EXERCISE - The copy has to match the data exactly and leave out every picture.

(Records from a data collection)

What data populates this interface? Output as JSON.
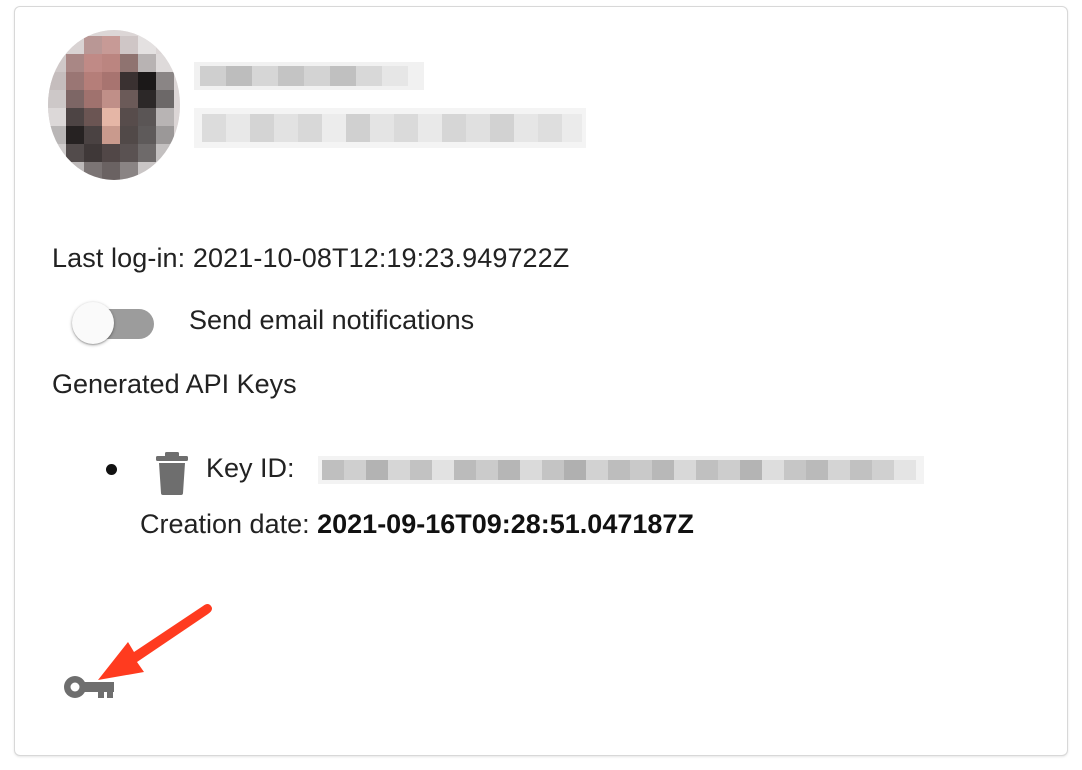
{
  "profile": {
    "avatar_alt": "avatar"
  },
  "last_login": {
    "label": "Last log-in:",
    "value": "2021-10-08T12:19:23.949722Z"
  },
  "notifications": {
    "label": "Send email notifications",
    "enabled": false
  },
  "api_keys": {
    "heading": "Generated API Keys",
    "items": [
      {
        "key_id_label": "Key ID:",
        "creation_label": "Creation date:",
        "creation_date": "2021-09-16T09:28:51.047187Z"
      }
    ]
  },
  "icons": {
    "delete": "trash-icon",
    "generate": "key-icon",
    "annotation": "arrow-icon"
  },
  "colors": {
    "annotation_arrow": "#ff3b1f",
    "icon_gray": "#6e6e6e",
    "toggle_track": "#9c9c9c"
  }
}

TASK RESPONSE -
What data populates this interface? Output as JSON.
{
  "profile": {
    "avatar_alt": "avatar"
  },
  "last_login": {
    "label": "Last log-in:",
    "value": "2021-10-08T12:19:23.949722Z"
  },
  "notifications": {
    "label": "Send email notifications",
    "enabled": false
  },
  "api_keys": {
    "heading": "Generated API Keys",
    "items": [
      {
        "key_id_label": "Key ID:",
        "creation_label": "Creation date:",
        "creation_date": "2021-09-16T09:28:51.047187Z"
      }
    ]
  },
  "icons": {
    "delete": "trash-icon",
    "generate": "key-icon",
    "annotation": "arrow-icon"
  },
  "colors": {
    "annotation_arrow": "#ff3b1f",
    "icon_gray": "#6e6e6e",
    "toggle_track": "#9c9c9c"
  }
}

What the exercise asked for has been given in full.